The best setup for outdoor lighting is a light-up switch which is very handy for finding the switch in the dark. Installing a switch indoors can help you save money if you often find yourself forgetting to switch off your lights when you're in the garden!
Choosing an outdoor light for your needs
* = Not suitable
** = Can be suitable
*** = Ideal (whether you have additional lighting or not)
4 tips for choosing your outdoor lighting
1. Choose lighting to match your needs
Just looking to brighten up a path at night? Wall spotlights, post lights and solar lights are all great options. Be sure to find the right balance between design and functionality (after all, it's no good lighting up the street or the side of the house if your goal is to see your path!).
2. Use the right lightbulbs for your appliances
If you're looking for direct, functional lighting, do not go for more power than you need. Choose low-energy bulbs for your long summer evenings and be sure to choose a high IP rating.
Remember: the higher the IP rating, the more efficient the operation and the longer your lightbulbs will last. If you find yourself comparing two bulbs, go for the one with better water and dust protection.
3. Position and adjust your lights properly
Setting a timer and a motion detector is great for saving money, but only if you adjust these accessories correctly. Otherwise, you may find yourself using up more energy than necessary. Similarly, you need to be sure that your lights are being set in the right position to direct the light exactly where you need it.
4. Choosing sustainable materials
Be sure to choose stainless steel or aluminium frames and structures for your lighting if you live in a coastal area – or if you are simply looking for a durable purchase. And if you have children, remember that outdoor wall lamps or any type of surface lighting will not be safe from flying balls so make sure you choose a hard-wearing material!
Guide written by:
Jeremy, construction site supervisor, Cardiff, 128 guides
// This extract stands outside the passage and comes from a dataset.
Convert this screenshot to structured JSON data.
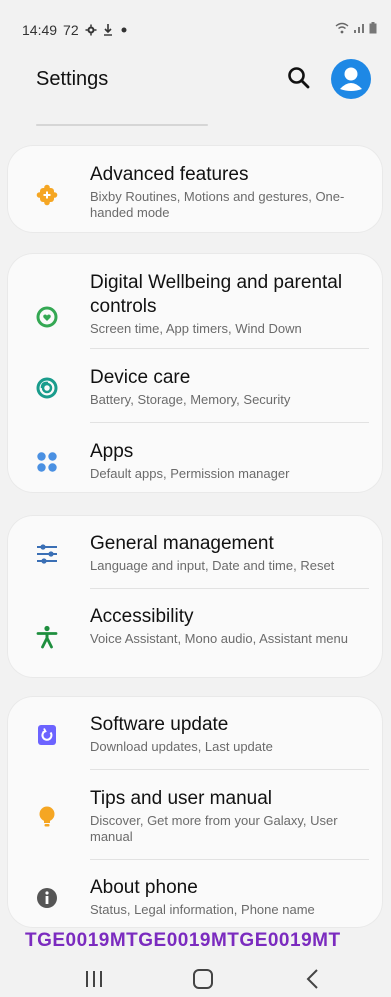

Electrician by trade, I first worked in industrial estates where I installed, wired and fixed a large number of electrical installations. After this, I managed a team of electricians for this type of work. 10 years or so ago, I turned to building and construction. From the modest family home, to gyms and theatres; I have been able to coordinate, audit and organise all sorts of construction sites. for 4 years now, I am restaoring and bulding an extrension to a bungalow in the heart of the welsh countyside. My experience in manual work and my knowledge means I am proud to be of service. Terraces, interior design, roofing, plumbing, electricty, anything goes! We have, my wife, daughter and I, built almost everything we have from scratch! So to answer all of your questions, and to orientate and advise you on coosing your tools? Easy!